select(id, sex, educyrs, wrkst, wrksup, wrkhrs, rinc)
income < income %>%
mutate(mark = 0)
income < income %>%
mutate(mark = replace(mark, complete.cases(income), 1))
income < income %>%
filter(mark == 1)
# Multiple regression
model < lm(rinc ~ educyrs + wrkhrs, data = income)
summary(model)
# Make dummy variables
## Gender
frq(income$sex)
income < rec(income, sex, rec = "1=0;2=1", append = TRUE)
income < var_rename(income, sex_r = female) # rename `sex_r` as `female`
income$female < set_label(income$female, label = "Gender")
income$female < set_labels(income$female, labels = c("Male" = 0, "Female" = 1))
income$female < to_factor(income$female) # convert into a factor for dummy
income$male < ref_lvl(income$female, lvl = 1) # set females as a reference
## Current employment status
frq(aus2009$wrkst)
income < rec(income, wrkst, rec = "1=1; 2=2; 4:10=0", append = TRUE)
income$wrkst_r < set_label(income$wrkst_r, label = "Current employment status")
income$wrkst_r < set_labels(income$wrkst_r, labels = c("Not in labour force" = 0,
"Fulltime" = 1,
"Parttime" = 2))
income$wrkst_r < to_factor(income$wrkst_r)
## Supervisor
frq(income$wrksup)
income < rec(income, wrksup, rec = "1=1; 2=0", append = TRUE)
income$wrksup_r < set_label(income$wrksup_r, label = "Supervisor jobs")
income$wrksup_r < set_labels(income$wrksup_r, labels = c("Suvervisee" = 0,
"Supervisor" = 1))
income$wrksup_r < to_factor(income$wrksup_r)
## Assign Variable Name
income$educyrs < set_label(income$educyrs, label = "Education")
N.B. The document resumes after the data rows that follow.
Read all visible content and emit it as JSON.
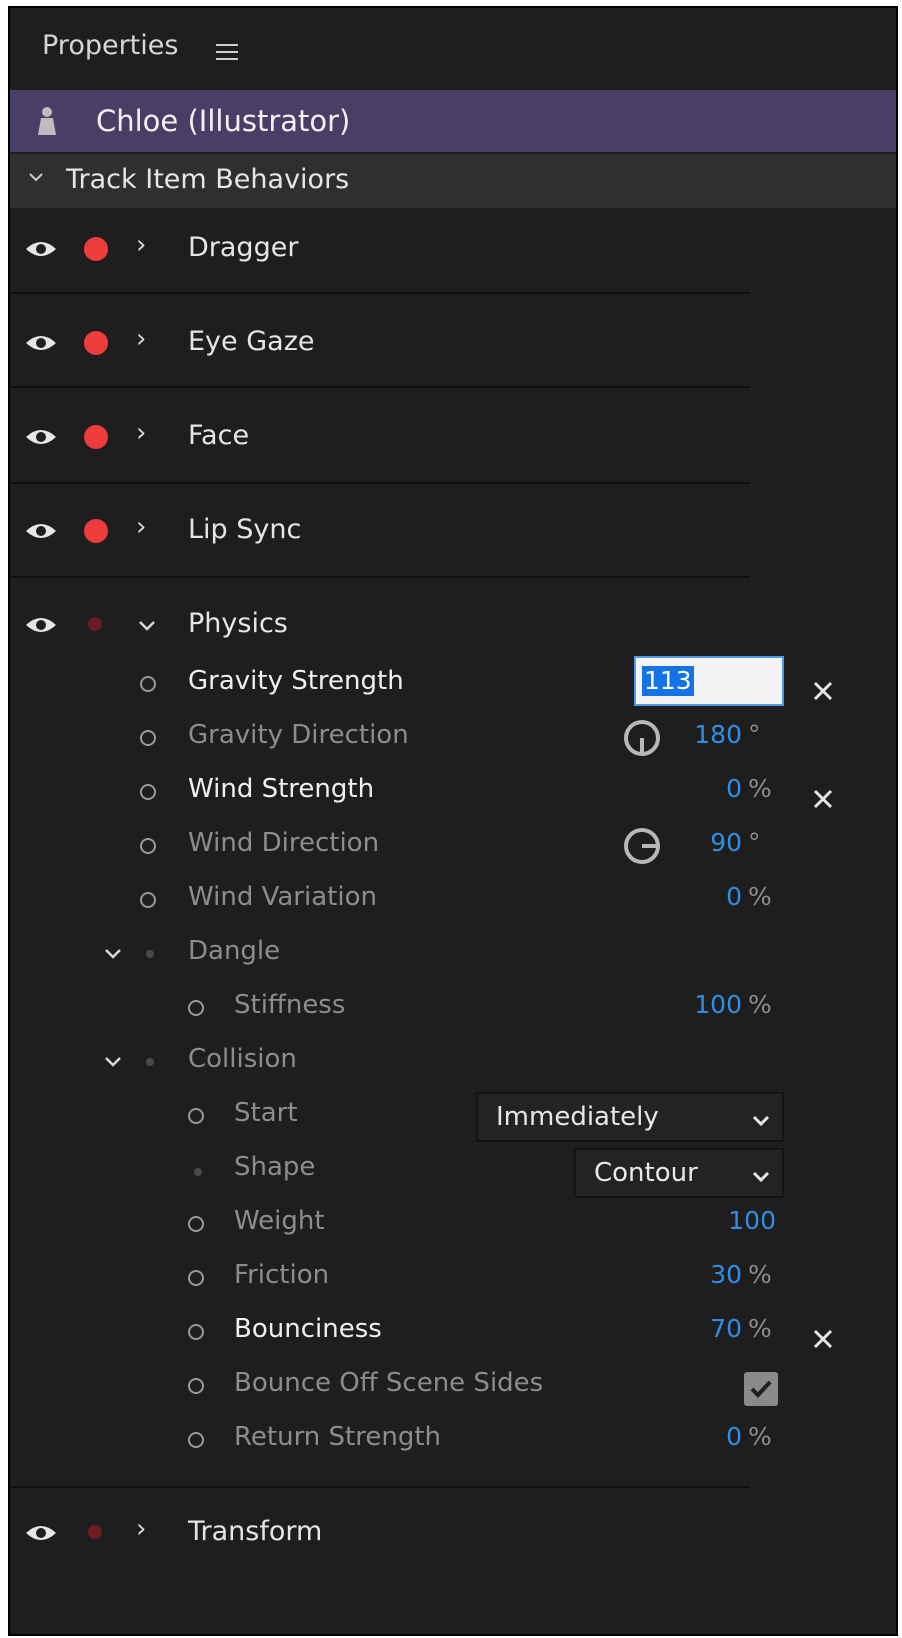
{
  "panel": {
    "title": "Properties",
    "menu_icon": "hamburger-icon"
  },
  "puppet": {
    "name": "Chloe (Illustrator)",
    "icon": "puppet-icon"
  },
  "section": {
    "label": "Track Item Behaviors"
  },
  "behaviors": [
    {
      "label": "Dragger"
    },
    {
      "label": "Eye Gaze"
    },
    {
      "label": "Face"
    },
    {
      "label": "Lip Sync"
    },
    {
      "label": "Physics"
    },
    {
      "label": "Transform"
    }
  ],
  "physics": {
    "gravity_strength": {
      "label": "Gravity Strength",
      "value": "113"
    },
    "gravity_direction": {
      "label": "Gravity Direction",
      "value": "180",
      "unit": "°"
    },
    "wind_strength": {
      "label": "Wind Strength",
      "value": "0",
      "unit": "%"
    },
    "wind_direction": {
      "label": "Wind Direction",
      "value": "90",
      "unit": "°"
    },
    "wind_variation": {
      "label": "Wind Variation",
      "value": "0",
      "unit": "%"
    },
    "dangle": {
      "label": "Dangle",
      "stiffness": {
        "label": "Stiffness",
        "value": "100",
        "unit": "%"
      }
    },
    "collision": {
      "label": "Collision",
      "start": {
        "label": "Start",
        "value": "Immediately"
      },
      "shape": {
        "label": "Shape",
        "value": "Contour"
      },
      "weight": {
        "label": "Weight",
        "value": "100"
      },
      "friction": {
        "label": "Friction",
        "value": "30",
        "unit": "%"
      },
      "bounciness": {
        "label": "Bounciness",
        "value": "70",
        "unit": "%"
      },
      "bounce_off_scene_sides": {
        "label": "Bounce Off Scene Sides",
        "checked": true
      },
      "return_strength": {
        "label": "Return Strength",
        "value": "0",
        "unit": "%"
      }
    }
  },
  "colors": {
    "accent": "#2f8ee6",
    "puppet_bar": "#4a3e66",
    "armed_dot": "#ee3b3b",
    "panel_bg": "#1e1e1e"
  }
}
income$wrkhrs < set_label(income$wrkhrs, label = "Hours worked per week")
income$rinc < set_label(income$rinc, label = "Annual income")
# Dummy variable regression analysis
model.4.1 < lm(rinc ~ female, data = income) # male as the reference
summary(model.4.1)
model.4.1.1 < lm(rinc ~ male, data = income) # female as the reference
summary(model.4.1.1)
model.4.2 < lm(rinc ~ female + educyrs, data = income)
summary(model.4.2)
model.4.3 < lm(rinc ~ female + educyrs + wrkhrs, data = income)
summary(model.4.3)
model.4.4 < lm(rinc ~ female + educyrs + wrkhrs + wrkst_r, data = income)
summary(model.4.4)
model.4.5 < lm(rinc ~ female + educyrs + wrkhrs + wrkst_r + wrksup_r, data = income)
summary(model.4.5)
# Make a regression table
tab_model(model.4.1, model.4.2, model.4.3, model.4.4, model.4.5, digits = 3,
pred.labels = c("Intercept", "Female (ref. = Male)",
"Education", "Hours worked per week",
"Fulltime (ref. = Not in labour force)",
"Parttime (ref. = Not in labour force)",
"Supervisor (ref. = Supervisee)"),
dv.labels = c("Model 1", "Model 2", "Model 3", "Model 4", "Model 5"),
title = "Gender Effects on Annual Income",
show.se = TRUE, show.ci = FALSE, collapse.se = TRUE, p.style = "asterisk")